In short, he describes Orchard Valley as a “fully integrated farm. With livestock plus fresh produce, our intention is to make it a closed-loop project; meaning almost everything we used would come from the farm if possible.”
This is certainly an ambitious project, which explains why so few businesses are willing to invest fully in organic farming as the norm rather than the alternative; Que even has his own agronomist and chemist working on the farm, and it’s likely that their services do not come cheap at all.
Que could have already applied for a patent if he so wishes, and the thought may have probably crossed his mind. However, he says that if Orchard Valley is going to uplift the local farming industry as a whole, then they might as well do it together with their fellow farmers.

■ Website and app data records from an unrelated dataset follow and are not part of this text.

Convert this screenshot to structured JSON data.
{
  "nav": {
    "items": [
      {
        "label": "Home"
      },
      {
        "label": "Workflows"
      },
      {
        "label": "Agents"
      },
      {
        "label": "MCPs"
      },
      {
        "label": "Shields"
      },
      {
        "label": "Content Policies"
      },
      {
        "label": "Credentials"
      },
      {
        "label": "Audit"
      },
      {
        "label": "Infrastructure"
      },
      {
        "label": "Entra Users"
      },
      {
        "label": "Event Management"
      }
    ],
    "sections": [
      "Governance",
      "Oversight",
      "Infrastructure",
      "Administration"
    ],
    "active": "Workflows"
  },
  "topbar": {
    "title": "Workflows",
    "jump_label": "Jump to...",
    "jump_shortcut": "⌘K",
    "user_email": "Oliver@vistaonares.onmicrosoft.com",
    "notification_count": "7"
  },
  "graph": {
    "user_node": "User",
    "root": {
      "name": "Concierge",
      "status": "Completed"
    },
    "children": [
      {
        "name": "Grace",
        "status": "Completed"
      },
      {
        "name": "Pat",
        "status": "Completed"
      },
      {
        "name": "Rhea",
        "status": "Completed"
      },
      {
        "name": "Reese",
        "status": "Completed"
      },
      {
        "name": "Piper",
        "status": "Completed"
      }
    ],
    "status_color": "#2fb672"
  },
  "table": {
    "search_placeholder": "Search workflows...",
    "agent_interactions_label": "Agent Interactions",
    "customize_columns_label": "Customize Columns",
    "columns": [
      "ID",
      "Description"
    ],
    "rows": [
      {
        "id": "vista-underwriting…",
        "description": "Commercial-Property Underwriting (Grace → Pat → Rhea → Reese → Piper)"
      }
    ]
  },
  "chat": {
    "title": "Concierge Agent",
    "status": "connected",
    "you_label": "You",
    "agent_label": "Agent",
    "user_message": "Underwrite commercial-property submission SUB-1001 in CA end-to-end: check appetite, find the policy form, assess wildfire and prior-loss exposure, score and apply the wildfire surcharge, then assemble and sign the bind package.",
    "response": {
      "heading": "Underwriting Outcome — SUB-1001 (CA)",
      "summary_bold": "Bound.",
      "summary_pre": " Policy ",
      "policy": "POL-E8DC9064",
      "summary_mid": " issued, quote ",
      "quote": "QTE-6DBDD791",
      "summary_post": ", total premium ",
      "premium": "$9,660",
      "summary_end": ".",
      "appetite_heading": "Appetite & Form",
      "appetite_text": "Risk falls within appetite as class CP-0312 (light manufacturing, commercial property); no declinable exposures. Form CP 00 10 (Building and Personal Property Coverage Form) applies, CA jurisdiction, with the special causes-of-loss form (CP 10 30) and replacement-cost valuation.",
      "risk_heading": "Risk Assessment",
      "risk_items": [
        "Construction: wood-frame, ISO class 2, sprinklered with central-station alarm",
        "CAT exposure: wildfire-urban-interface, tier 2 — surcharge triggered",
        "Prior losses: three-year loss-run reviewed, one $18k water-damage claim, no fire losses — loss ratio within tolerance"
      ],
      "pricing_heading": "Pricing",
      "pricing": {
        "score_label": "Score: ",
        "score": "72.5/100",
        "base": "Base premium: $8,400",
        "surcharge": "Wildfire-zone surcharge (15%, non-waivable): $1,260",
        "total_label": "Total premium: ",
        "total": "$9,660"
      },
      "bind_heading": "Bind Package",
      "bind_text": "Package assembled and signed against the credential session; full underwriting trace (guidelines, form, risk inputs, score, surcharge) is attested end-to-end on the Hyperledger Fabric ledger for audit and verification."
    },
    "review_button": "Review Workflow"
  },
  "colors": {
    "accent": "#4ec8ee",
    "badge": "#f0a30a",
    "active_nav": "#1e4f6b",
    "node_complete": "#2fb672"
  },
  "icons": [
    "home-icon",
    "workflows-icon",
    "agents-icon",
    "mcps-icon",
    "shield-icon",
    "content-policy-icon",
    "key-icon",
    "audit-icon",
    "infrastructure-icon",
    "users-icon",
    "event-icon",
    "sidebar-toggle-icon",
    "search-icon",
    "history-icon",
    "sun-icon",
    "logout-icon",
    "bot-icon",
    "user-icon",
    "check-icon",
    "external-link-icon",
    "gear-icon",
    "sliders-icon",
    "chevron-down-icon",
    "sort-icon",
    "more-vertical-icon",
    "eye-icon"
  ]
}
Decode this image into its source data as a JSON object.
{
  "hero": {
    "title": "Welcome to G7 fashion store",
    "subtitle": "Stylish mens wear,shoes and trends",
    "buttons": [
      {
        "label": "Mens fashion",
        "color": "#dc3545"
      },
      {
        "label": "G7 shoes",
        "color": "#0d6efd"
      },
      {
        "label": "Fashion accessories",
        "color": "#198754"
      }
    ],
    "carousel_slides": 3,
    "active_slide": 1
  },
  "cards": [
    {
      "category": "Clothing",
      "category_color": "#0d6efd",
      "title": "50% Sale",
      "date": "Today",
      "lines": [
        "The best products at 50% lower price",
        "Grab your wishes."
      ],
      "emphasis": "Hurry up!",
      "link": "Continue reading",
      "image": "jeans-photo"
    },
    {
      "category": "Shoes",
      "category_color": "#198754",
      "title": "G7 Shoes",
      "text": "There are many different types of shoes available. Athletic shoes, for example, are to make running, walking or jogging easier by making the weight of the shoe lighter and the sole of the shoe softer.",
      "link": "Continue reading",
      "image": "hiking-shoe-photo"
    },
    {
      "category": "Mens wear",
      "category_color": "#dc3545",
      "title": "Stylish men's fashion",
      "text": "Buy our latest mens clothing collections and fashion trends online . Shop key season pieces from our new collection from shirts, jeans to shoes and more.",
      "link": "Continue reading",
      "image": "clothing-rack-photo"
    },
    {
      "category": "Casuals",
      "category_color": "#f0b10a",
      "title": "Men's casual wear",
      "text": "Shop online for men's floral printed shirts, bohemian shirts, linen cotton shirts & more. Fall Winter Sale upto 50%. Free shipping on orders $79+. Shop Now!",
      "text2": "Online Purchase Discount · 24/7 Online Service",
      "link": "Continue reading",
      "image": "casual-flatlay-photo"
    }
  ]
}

“Our vision is to grow organic produce & livestock free of poisonous synthetic chemical & our advocacy is to help and teach the farmers to produce products safe for themselves, their customers and their families,” he explained. In hindsight, the decision to stick with “local” varieties of crops to ensure the sustenance of the farm seems appropriate when taken in context of Que’s last statement.
Johnny Que certainly seems confident of the way his vision is unfolding so far: “I believe that the Filipino farmer, if guided properly on organic agriculture, would have more productive farms and better income and eventually be freed from being hostages of the loan sharks and chemical and pesticides companies.”
His last pronouncement certainly sounds grand, but as long as I can get my fill of Italian basil with tomatoes and mozzarella and a filet of olive oil from his farm, then I’m good.